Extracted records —
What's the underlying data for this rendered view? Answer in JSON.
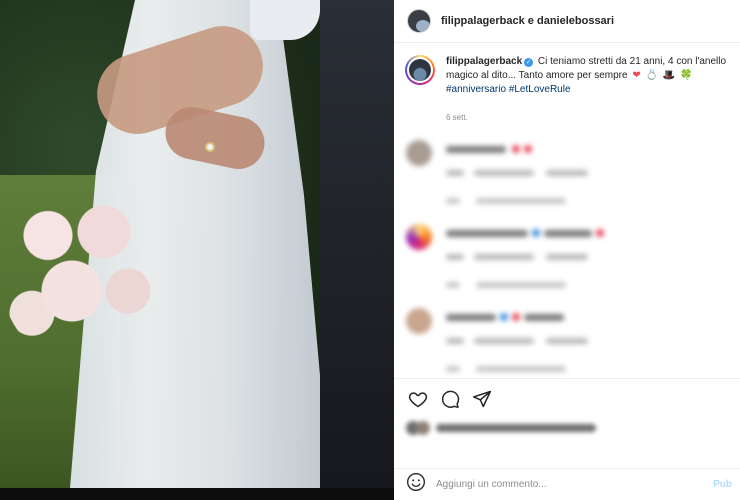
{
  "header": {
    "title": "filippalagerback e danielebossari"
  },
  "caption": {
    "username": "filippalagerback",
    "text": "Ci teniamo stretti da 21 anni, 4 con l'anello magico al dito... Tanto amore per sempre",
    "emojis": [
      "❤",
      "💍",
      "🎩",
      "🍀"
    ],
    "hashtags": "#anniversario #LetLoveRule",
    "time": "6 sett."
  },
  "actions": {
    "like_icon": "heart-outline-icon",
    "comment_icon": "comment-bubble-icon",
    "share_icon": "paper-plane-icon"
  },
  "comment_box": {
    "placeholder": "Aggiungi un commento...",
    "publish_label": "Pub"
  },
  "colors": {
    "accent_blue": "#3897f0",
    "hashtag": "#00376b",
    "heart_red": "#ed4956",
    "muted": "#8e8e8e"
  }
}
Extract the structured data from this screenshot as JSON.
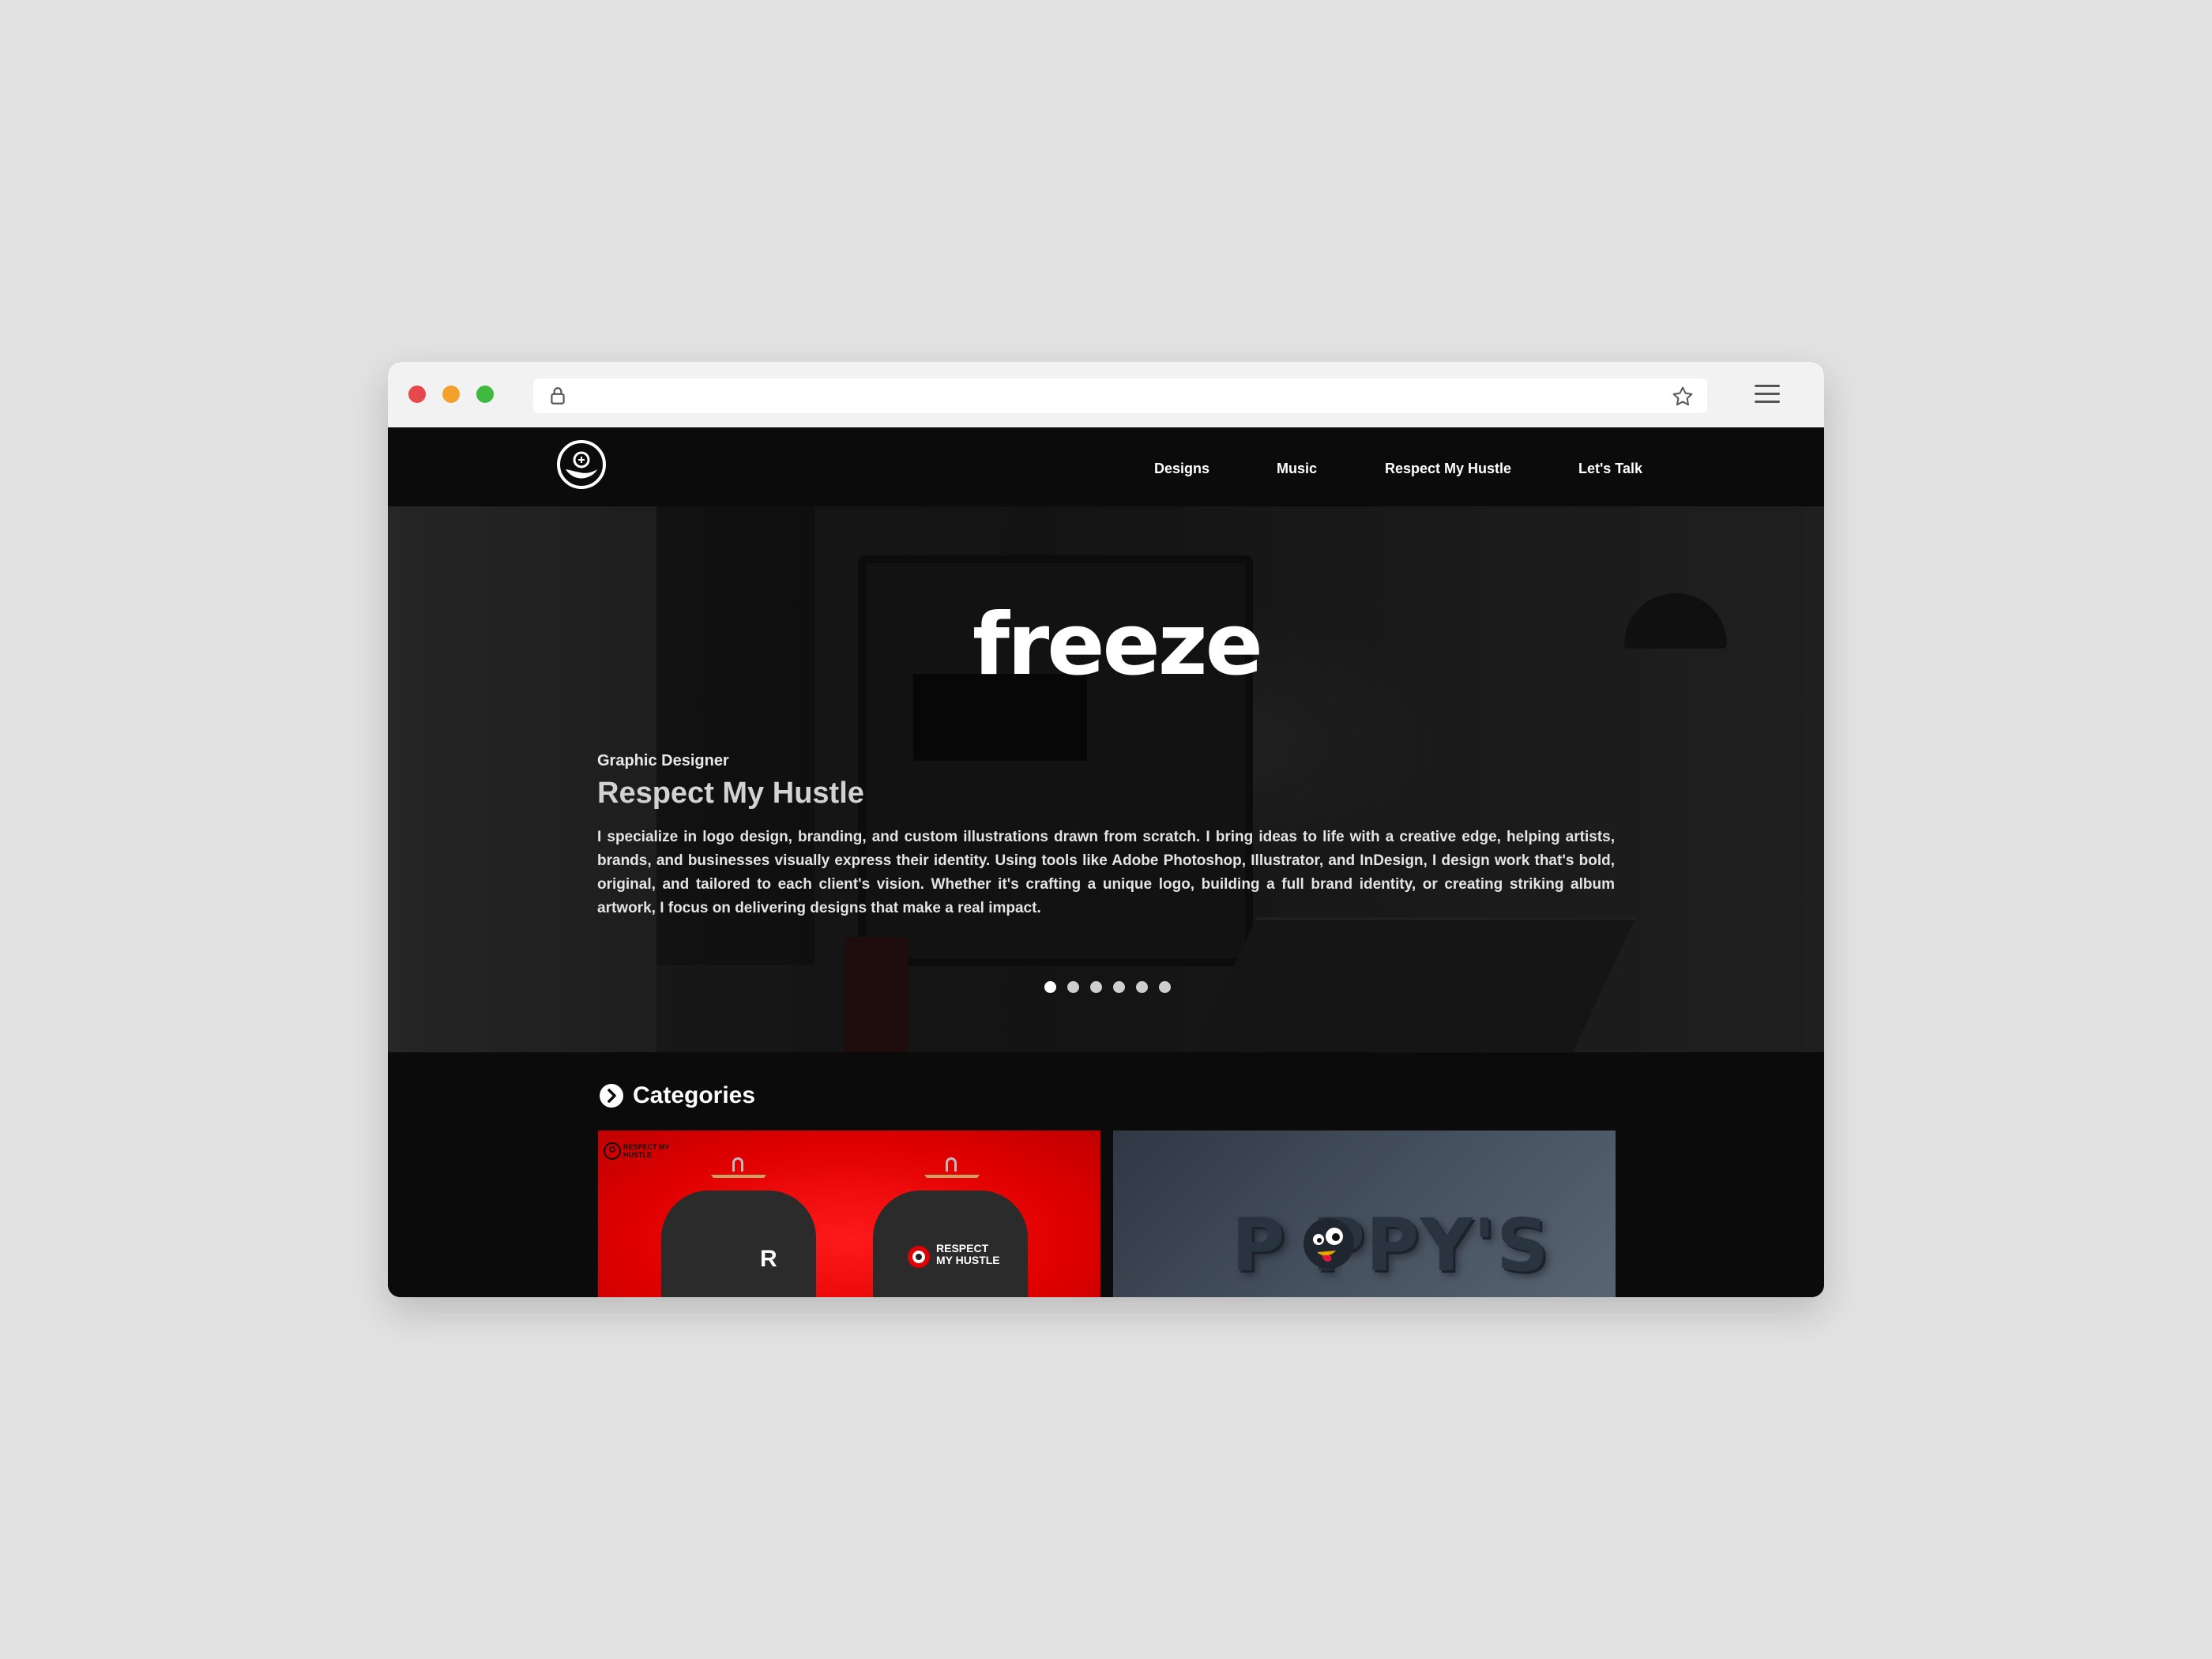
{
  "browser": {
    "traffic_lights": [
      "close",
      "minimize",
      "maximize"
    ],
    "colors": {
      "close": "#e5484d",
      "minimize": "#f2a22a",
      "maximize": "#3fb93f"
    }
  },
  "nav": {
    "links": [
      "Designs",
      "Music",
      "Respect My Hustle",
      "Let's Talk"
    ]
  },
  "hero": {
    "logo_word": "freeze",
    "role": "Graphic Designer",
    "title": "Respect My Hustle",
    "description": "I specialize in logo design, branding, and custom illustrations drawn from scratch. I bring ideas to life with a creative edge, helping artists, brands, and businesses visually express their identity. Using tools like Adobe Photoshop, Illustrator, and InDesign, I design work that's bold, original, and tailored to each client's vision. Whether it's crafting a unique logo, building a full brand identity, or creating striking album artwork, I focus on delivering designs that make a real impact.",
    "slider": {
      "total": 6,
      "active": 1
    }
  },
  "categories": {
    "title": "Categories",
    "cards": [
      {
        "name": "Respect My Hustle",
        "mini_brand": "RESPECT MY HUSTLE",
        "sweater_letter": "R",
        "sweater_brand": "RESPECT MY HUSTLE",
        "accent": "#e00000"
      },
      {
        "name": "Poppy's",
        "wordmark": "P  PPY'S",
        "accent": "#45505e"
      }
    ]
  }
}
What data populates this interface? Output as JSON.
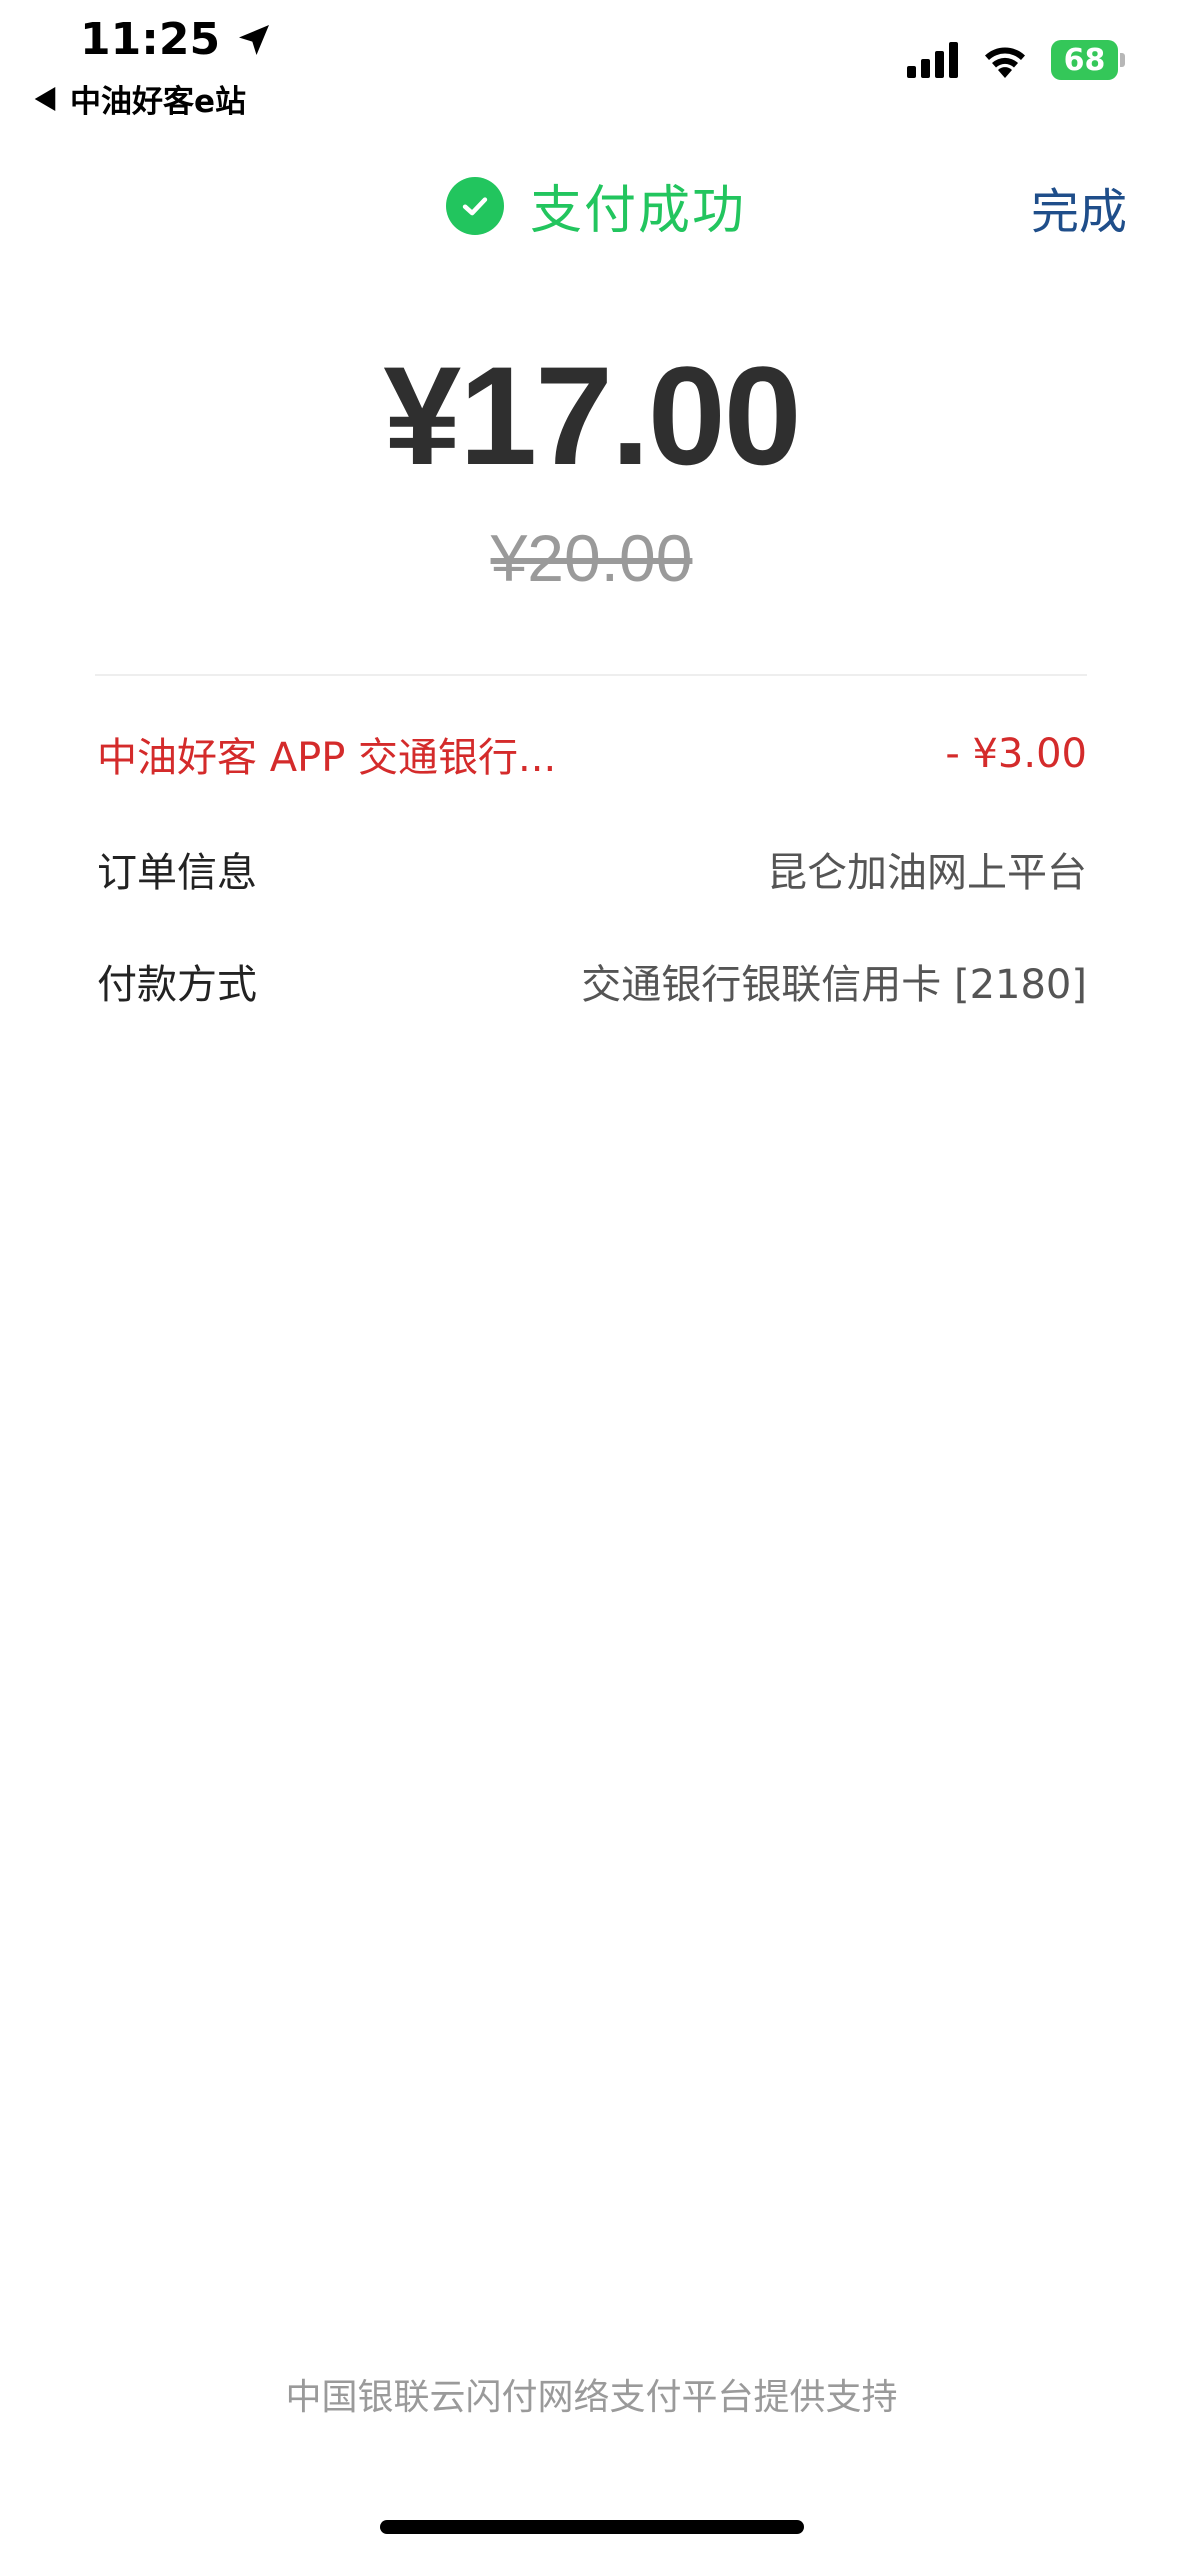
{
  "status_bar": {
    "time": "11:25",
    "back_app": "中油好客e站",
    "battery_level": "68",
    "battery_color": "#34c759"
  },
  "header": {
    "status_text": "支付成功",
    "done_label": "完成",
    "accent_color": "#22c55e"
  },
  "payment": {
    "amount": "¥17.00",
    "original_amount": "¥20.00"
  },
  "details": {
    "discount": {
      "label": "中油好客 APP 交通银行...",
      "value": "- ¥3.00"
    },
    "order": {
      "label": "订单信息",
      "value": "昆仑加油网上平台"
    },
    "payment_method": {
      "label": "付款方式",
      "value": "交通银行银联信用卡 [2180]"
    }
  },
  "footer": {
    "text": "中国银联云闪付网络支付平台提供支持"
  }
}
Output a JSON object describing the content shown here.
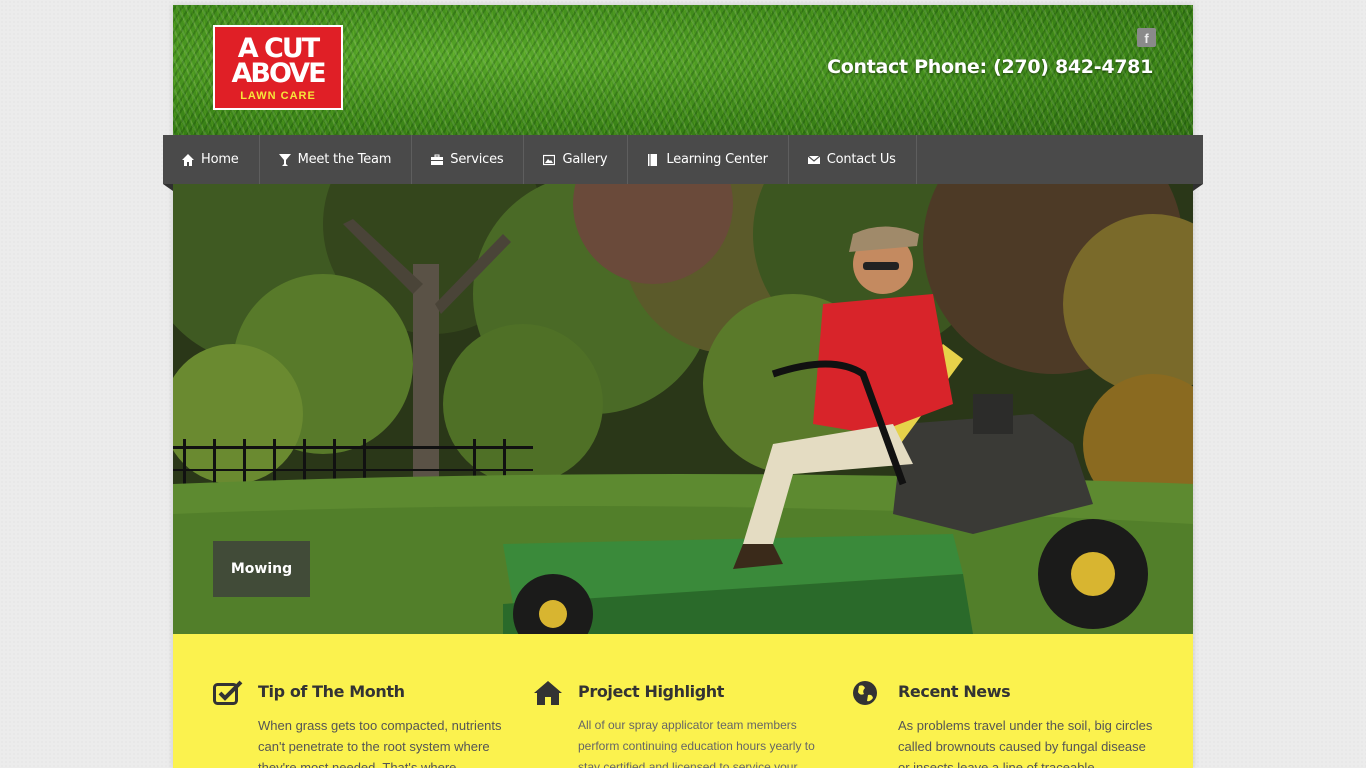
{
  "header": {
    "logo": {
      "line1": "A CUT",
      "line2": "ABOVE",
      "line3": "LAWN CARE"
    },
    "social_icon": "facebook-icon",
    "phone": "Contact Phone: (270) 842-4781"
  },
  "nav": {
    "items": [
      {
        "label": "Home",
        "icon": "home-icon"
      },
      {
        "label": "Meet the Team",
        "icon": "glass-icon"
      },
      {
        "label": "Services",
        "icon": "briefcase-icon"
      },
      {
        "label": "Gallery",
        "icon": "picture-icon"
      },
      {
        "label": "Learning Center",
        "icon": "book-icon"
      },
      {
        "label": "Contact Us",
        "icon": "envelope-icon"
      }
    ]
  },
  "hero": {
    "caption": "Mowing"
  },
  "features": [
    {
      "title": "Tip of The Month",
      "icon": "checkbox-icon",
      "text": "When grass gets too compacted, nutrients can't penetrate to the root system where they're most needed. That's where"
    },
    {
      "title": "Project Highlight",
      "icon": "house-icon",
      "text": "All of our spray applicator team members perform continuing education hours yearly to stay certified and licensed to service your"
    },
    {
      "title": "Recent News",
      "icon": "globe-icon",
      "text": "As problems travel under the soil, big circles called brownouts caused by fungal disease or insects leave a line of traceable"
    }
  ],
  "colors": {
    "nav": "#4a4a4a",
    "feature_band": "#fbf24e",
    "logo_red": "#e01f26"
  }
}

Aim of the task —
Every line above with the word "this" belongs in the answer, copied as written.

Written reply —
What's the underlying data for this rendered view? Answer in JSON.
Extract the structured data from this screenshot as JSON.
What data populates this interface? Output as JSON.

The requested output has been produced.